Boris Becker, the 52-year-old German national, who was declared bankrupt in June 2017, has been blamed for not complying with obligations to disclose information.
The former Grand Slam tennis champion has failed to hand over trophies – including the 1985 Wimbledon men’s singles title which catapulted the then-unknown 17-year-old to sporting stardom – so they could be sold to settle his debts.
The trophies which are included on the new 28-count indictment are— Becker’s maiden Wimbledon trophy, his 1989 silverware from the same tournament, and his Australian Open trophies in 1991 and 1996.
Becker, who appeared at Southwark Crown Court in London on Thursday morning for a 45-minute hearing pleaded not guilty to all counts.
The former champion came in a dark grey suit, blue tie and a black face mask bearing the Puma sports brand motif and the message “Stronger Together”.
If Boris absconds on bail a warrant would be issued for his arrest. His trial would take place in September 2021.
Prosecutor Rebecca Chalkley said Becker, who lives in London, may face further charges at a later date.
Defence counsel Jonathan Caplan said: “He [Becker] is determined to face and contest these charges and restore his reputation in relation to the allegations made against him.”

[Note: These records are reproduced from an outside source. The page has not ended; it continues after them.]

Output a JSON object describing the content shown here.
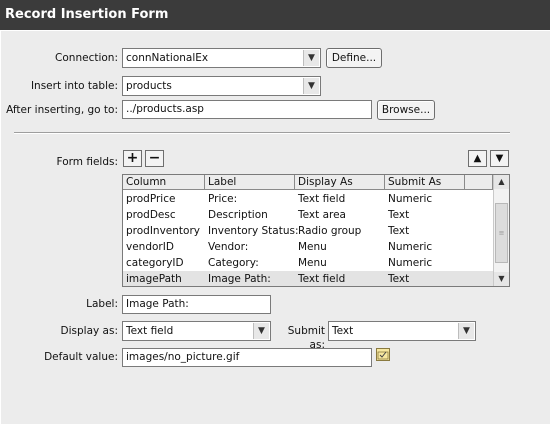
{
  "window": {
    "title": "Record Insertion Form"
  },
  "connection": {
    "label": "Connection:",
    "value": "connNationalEx",
    "define_label": "Define..."
  },
  "insert_table": {
    "label": "Insert into table:",
    "value": "products"
  },
  "after_insert": {
    "label": "After inserting, go to:",
    "value": "../products.asp",
    "browse_label": "Browse..."
  },
  "form_fields": {
    "label": "Form fields:",
    "add_symbol": "+",
    "remove_symbol": "−",
    "move_up_symbol": "▲",
    "move_down_symbol": "▼",
    "columns": [
      "Column",
      "Label",
      "Display As",
      "Submit As"
    ],
    "rows": [
      {
        "column": "prodPrice",
        "label": "Price:",
        "display_as": "Text field",
        "submit_as": "Numeric"
      },
      {
        "column": "prodDesc",
        "label": "Description",
        "display_as": "Text area",
        "submit_as": "Text"
      },
      {
        "column": "prodInventory",
        "label": "Inventory Status:",
        "display_as": "Radio group",
        "submit_as": "Text"
      },
      {
        "column": "vendorID",
        "label": "Vendor:",
        "display_as": "Menu",
        "submit_as": "Numeric"
      },
      {
        "column": "categoryID",
        "label": "Category:",
        "display_as": "Menu",
        "submit_as": "Numeric"
      },
      {
        "column": "imagePath",
        "label": "Image Path:",
        "display_as": "Text field",
        "submit_as": "Text"
      }
    ],
    "selected_row": 5
  },
  "field_label": {
    "label": "Label:",
    "value": "Image Path:"
  },
  "display_as": {
    "label": "Display as:",
    "value": "Text field"
  },
  "submit_as": {
    "label": "Submit as:",
    "value": "Text"
  },
  "default_value": {
    "label": "Default value:",
    "value": "images/no_picture.gif"
  },
  "icons": [
    "chevron-down-icon",
    "chevron-up-icon",
    "grip-icon",
    "dynamic-data-icon"
  ]
}
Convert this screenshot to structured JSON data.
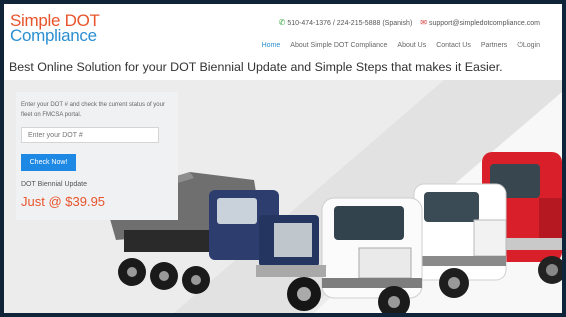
{
  "logo": {
    "line1": "Simple DOT",
    "line2": "Compliance"
  },
  "contact": {
    "phone": "510-474-1376 / 224-215-5888 (Spanish)",
    "email": "support@simpledotcompliance.com",
    "phone_icon": "phone-icon",
    "email_icon": "envelope-icon"
  },
  "nav": {
    "items": [
      "Home",
      "About Simple DOT Compliance",
      "About Us",
      "Contact Us",
      "Partners"
    ],
    "login": "Login",
    "login_icon": "power-icon"
  },
  "headline": "Best Online Solution for your DOT Biennial Update and Simple Steps that makes it Easier.",
  "panel": {
    "intro": "Enter your DOT # and check the current status of your fleet on FMCSA portal.",
    "input_placeholder": "Enter your DOT #",
    "button": "Check Now!",
    "update_label": "DOT Biennial Update",
    "price": "Just @ $39.95"
  },
  "hero_image": "trucks-image",
  "colors": {
    "accent_orange": "#e8542b",
    "accent_blue": "#2b8fd1",
    "button_blue": "#1e88e5",
    "frame": "#0f2438"
  }
}
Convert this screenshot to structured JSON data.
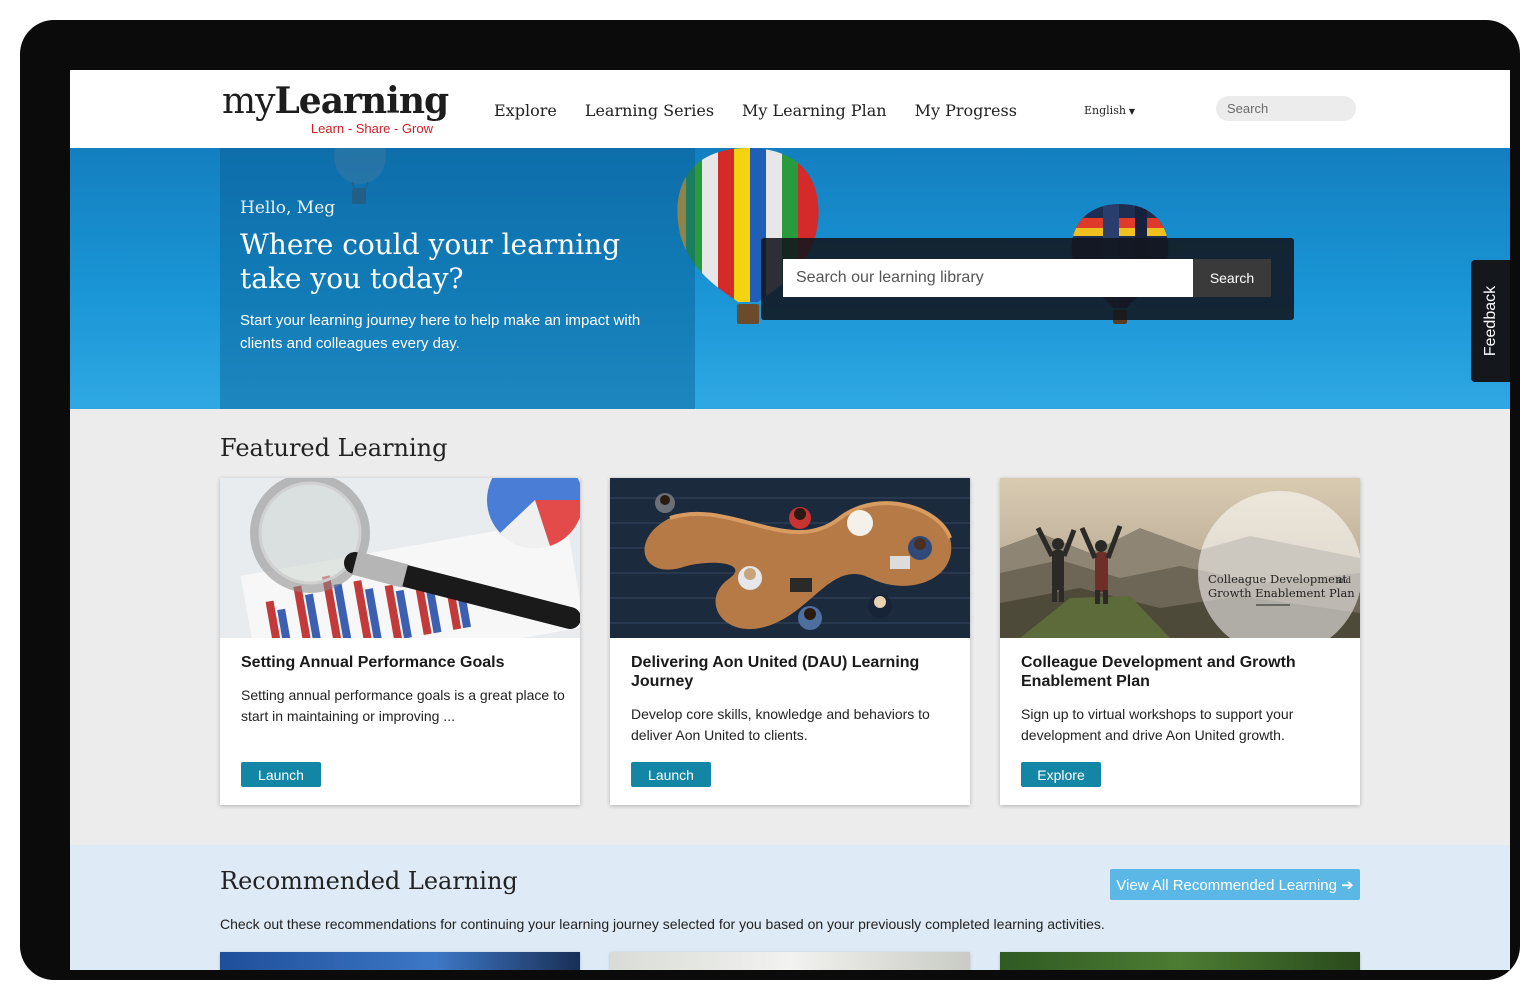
{
  "header": {
    "logo_main_light": "my",
    "logo_main_bold": "Learning",
    "logo_tagline": "Learn - Share - Grow",
    "nav": [
      "Explore",
      "Learning Series",
      "My Learning Plan",
      "My Progress"
    ],
    "language": "English",
    "search_placeholder": "Search"
  },
  "hero": {
    "greeting": "Hello, Meg",
    "title": "Where could your learning take you today?",
    "subtitle": "Start your learning journey here to help make an impact with clients and colleagues every day.",
    "search_placeholder": "Search our learning library",
    "search_button": "Search"
  },
  "feedback_label": "Feedback",
  "featured": {
    "title": "Featured Learning",
    "cards": [
      {
        "title": "Setting Annual Performance Goals",
        "description": "Setting annual performance goals is a great place to start in maintaining or improving ...",
        "button": "Launch"
      },
      {
        "title": "Delivering Aon United (DAU) Learning Journey",
        "description": "Develop core skills, knowledge and behaviors to deliver Aon United to clients.",
        "button": "Launch"
      },
      {
        "title": "Colleague Development and Growth Enablement Plan",
        "description": "Sign up to virtual workshops to support your development and drive Aon United growth.",
        "button": "Explore",
        "image_caption_line1": "Colleague Development",
        "image_caption_and": "and",
        "image_caption_line2": "Growth Enablement Plan"
      }
    ]
  },
  "recommended": {
    "title": "Recommended Learning",
    "view_all_button": "View All Recommended Learning",
    "description": "Check out these recommendations for continuing your learning journey selected for you based on your previously completed learning activities."
  },
  "colors": {
    "brand_red": "#d21f26",
    "button_teal": "#1486a5",
    "view_all_blue": "#5bb7e6",
    "hero_blue": "#1a95d5"
  }
}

Becker was accused of a slew of charges that included concealing more than £1m held in bank accounts, as well as property both abroad and in the UK.
The court also said that he failed, being bankrupt, to disclose his property interest in Coleherne Court, Chelsea, south-west London. The indictment also contained similar charges for two properties in his home town of Leimen, between Frankfurt and Stuttgart, in Germany. Becker is also accused of removing hundreds of thousands of pounds by transferring it to other accounts, including to former wife Barbara Becker, and estranged wife Sharlely ‘Lilly’ Becker. He is also accused of hiding his holding of shares in a firm called Breaking Data Corp.